Slip (materials science)
About: Slip (materials science) is a(n) research topic. Over the lifetime, 46439 publication(s) have been published within this topic receiving 1067099 citation(s). The topic is also known as: dislocation slip.
01 Jan 1976-
Abstract: DEFORMATION OF ENGINEERING MATERIALS. Tensile Response of Materials. Elements of Dislocation Theory. Slip and Twinning in Crystalline Solids. Strengthening Mechanisms in Metals. High-Temperature Deformation Response of Crystalline Solids. Deformation Response of Engineering Plastics. FRACTURE MECHANICS OF ENGINEERING MATERIALS. Fracture: An Overview. Elements of Fracture Mechanics. Transition Temperature Approach to Fracture Control. Microstructural Aspects of Fracture Toughness. Environment-Assisted Cracking. Cyclic Stress and Strain Fatigue. Fatigue Crack Propagation. Analyses of Engineering Failures. Appendices. Indexes.
17 Oct 1967-Journal of Fluid Mechanics
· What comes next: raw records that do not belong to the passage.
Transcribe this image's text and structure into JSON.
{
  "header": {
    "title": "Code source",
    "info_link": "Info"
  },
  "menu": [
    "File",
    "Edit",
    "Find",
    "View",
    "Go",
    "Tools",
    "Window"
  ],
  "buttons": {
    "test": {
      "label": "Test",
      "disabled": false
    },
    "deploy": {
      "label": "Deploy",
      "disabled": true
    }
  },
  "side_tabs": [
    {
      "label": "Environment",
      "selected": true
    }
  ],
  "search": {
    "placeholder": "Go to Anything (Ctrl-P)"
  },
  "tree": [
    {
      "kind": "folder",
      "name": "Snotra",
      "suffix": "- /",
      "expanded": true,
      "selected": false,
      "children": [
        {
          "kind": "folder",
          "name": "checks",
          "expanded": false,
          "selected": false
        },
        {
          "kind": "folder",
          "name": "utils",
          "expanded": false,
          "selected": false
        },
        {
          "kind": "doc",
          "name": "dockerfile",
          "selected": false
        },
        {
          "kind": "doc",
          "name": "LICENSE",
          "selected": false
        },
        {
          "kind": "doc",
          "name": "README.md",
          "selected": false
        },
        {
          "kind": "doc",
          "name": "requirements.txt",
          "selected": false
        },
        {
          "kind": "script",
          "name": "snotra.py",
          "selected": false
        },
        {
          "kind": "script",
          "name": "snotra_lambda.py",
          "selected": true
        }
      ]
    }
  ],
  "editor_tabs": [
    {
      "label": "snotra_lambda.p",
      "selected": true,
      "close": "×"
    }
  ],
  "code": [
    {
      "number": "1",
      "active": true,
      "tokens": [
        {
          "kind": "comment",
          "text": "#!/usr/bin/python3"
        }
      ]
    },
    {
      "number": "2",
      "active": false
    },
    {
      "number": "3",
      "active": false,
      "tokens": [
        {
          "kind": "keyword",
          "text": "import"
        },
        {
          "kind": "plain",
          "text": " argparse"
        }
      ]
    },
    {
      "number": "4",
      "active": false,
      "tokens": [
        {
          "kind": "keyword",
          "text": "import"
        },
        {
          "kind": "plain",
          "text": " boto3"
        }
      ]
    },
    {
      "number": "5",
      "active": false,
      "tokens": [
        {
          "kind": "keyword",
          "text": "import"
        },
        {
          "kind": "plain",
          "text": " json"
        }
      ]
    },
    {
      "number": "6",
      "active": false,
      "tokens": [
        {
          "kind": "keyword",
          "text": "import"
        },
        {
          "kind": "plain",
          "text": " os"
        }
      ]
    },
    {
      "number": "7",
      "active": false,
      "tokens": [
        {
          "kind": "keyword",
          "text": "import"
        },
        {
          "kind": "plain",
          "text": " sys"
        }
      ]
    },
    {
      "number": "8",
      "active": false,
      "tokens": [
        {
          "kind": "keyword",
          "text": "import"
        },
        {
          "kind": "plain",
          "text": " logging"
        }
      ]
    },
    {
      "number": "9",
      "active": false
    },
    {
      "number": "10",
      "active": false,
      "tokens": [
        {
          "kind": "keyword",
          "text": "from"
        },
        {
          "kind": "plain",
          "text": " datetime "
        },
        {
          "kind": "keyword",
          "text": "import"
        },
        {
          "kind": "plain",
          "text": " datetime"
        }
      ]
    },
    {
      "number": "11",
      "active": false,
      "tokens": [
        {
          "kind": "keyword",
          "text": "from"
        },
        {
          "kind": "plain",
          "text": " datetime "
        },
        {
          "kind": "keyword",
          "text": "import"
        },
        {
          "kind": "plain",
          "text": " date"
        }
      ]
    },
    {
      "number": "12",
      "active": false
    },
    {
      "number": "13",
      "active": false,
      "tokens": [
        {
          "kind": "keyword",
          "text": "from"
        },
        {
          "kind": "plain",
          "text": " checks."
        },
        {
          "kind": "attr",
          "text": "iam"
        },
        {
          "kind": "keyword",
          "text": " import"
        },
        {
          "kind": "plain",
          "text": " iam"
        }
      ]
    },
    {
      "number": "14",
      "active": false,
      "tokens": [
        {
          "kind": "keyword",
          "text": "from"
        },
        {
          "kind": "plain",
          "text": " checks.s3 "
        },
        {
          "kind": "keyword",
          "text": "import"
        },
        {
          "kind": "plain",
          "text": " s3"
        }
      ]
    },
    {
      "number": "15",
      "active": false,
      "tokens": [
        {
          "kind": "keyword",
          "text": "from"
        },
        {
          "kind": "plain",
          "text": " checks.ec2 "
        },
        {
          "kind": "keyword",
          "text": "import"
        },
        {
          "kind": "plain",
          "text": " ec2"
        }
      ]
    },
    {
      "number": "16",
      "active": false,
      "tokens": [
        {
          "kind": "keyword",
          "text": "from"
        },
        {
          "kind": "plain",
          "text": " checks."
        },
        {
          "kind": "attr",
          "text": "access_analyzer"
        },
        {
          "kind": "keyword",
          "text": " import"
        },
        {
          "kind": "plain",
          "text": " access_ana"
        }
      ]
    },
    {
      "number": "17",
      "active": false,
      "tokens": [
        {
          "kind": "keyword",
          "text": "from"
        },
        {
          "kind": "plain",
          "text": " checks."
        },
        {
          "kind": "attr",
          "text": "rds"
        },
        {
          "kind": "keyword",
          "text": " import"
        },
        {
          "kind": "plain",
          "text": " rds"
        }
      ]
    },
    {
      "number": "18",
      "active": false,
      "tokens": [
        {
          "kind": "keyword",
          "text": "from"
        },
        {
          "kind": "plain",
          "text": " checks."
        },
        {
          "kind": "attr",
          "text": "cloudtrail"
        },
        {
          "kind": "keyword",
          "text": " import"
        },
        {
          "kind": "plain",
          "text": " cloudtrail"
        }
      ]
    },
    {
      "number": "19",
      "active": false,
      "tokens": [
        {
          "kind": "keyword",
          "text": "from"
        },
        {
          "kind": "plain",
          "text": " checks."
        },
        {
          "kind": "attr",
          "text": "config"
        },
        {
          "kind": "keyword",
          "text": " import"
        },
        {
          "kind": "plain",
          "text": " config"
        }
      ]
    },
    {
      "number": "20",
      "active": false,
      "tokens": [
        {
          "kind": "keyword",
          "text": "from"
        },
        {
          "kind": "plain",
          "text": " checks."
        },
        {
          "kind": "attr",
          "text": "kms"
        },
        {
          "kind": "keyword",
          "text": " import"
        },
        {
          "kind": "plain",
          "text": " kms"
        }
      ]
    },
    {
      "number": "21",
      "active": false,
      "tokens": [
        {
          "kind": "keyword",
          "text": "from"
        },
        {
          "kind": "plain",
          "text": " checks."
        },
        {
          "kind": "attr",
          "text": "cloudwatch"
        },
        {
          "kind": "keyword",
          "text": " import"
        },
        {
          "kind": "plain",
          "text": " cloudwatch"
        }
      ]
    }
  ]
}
Abstract: Experiments giving the mass efflux of a Poiseuille flow over a naturally permeable block are reported. The efflux is greatly enhanced over the value it would have if the block were impermeable, indicating the presence of a boundary layer in the block. The velocity presumably changes across this layer from its (statistically average) Darcy value to some slip value immediately outside the permeable block. A simple theory based on replacing the effect of the boundary layer with a slip velocity proportional to the exterior velocity gradient is proposed and shown to be in reasonable agreement with experimental results.
10 May 1979-Journal of Geophysical Research
Abstract: Direct shear experiments on ground surfaces of a granodiorite from Raymond, California, at normal stresses of ∼6 MPa demonstrate that competing time, displacement, and velocity effects control rock friction. It is proposed that the strength of the population of points of contacts between sliding surfaces determines frictional strength and that the population of contacts changes continuously with displacements. Previous experiments demonstrate that the strength of the contacts increases with the age of the contacts. The present experiments establish that a characteristic displacement, proportional to surface roughness, is required to change the population of contacts. Hence during slip the average age of the points of contact and therefore frictional strength decrease as slip velocity increases. Displacement weakening and consequently the potential for unstable slip occur whenever displacement reduces the average age of the contacts. In addition to this velocity dependency, which arises from displacement dependency and time dependency, the experiments also show a competing but transient increase in friction whenever slip velocity increases. Creep of the sliding surface at stresses below that for steady state slip is also observed. Constitutive relationships are developed that permit quantitative simulation of the friction versus displacement data as a function of surface roughness and for different time and velocity histories. Unstable slip in experiments is controlled by these constitutive effects and by the stiffness of the experimental system. It is argued that analogous properties control earthquake instability.
01 Mar 1955-Geotechnique
Geoffrey Ingram Taylor1•Institutions (1)
Abstract: Experiments on the plastic deformation of single crystals, of metals and of rock salt have given results which differ in detail but possess certain common characteristics. In general the deformation of a single crystal in tension or compression consists of shear strain in which sheets of the crystal parallel to a crystal plane slip over one another, the direction of motion being some simple crystal-lographic axis. The measure of this strain, which will be represented by s , is the ration of the relative lateral movement of two parallel planes of slip to the distance between them. Thus it is defined in the same way as the shear strain considered in the theory of elasticity.